If you doubt that liberal and conservative have lost all meaning in the health care debate, consult the New York Times' columnists of those persuasions.
On the left, Paul Krugman predicts reform "will be undermined by 'centrist' Democratic senators who either prevent the passage of a bill or insist on watering down key elements...
"What the balking Democrats seem most determined to do is to kill the public option, either by eliminating it or by carrying out a bait-and-switch, replacing a true public option with something meaningless. For the record, neither regional health cooperatives nor state-level public plans, both of which have been proposed as alternatives, would have the financial stability and bargaining power needed to bring down health care costs."
On the right, David Brooks insists: "We’ve built an entire health care system (maybe an entire government) on the illusion of something for nothing.

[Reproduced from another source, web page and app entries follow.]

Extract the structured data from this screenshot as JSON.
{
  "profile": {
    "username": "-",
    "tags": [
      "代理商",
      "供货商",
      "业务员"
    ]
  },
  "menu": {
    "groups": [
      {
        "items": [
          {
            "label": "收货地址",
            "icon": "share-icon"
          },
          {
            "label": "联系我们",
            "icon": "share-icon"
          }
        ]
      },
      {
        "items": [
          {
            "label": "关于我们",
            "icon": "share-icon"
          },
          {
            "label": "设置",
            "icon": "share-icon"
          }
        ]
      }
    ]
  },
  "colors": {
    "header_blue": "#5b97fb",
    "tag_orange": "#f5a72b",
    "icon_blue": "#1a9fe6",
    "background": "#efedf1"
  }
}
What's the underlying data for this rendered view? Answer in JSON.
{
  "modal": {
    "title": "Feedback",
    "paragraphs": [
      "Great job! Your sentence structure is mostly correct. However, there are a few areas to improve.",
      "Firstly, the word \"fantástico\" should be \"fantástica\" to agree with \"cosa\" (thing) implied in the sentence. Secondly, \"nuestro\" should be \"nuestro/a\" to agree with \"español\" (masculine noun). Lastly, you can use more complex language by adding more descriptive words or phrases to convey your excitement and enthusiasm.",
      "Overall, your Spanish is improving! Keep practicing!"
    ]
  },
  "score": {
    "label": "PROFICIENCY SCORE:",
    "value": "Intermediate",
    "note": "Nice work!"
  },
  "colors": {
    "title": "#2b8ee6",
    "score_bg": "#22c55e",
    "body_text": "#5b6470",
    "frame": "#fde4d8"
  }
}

Instead of tackling that basic logic, we’ve got a reform process that is trying to evade it."
Brooks argues for a plan by Democrat Ron Wyden and Republican Robert Bennett to repeal tax exemptions for insurance premiums and provide universal coverage. "The Wyden-Bennett bill has 14 bipartisan co-sponsors and the Congressional Budget Office has found that it would be revenue-neutral," he claims, but Senate Committee leaders of both parties are concentrating instead on "grand rhetoric and superficial cost containment."
The political hot air on Capitol Hill is filled with nonsense from both sides of the aisles, and so far the White House has been unwilling to make them stop the political blather and face reality.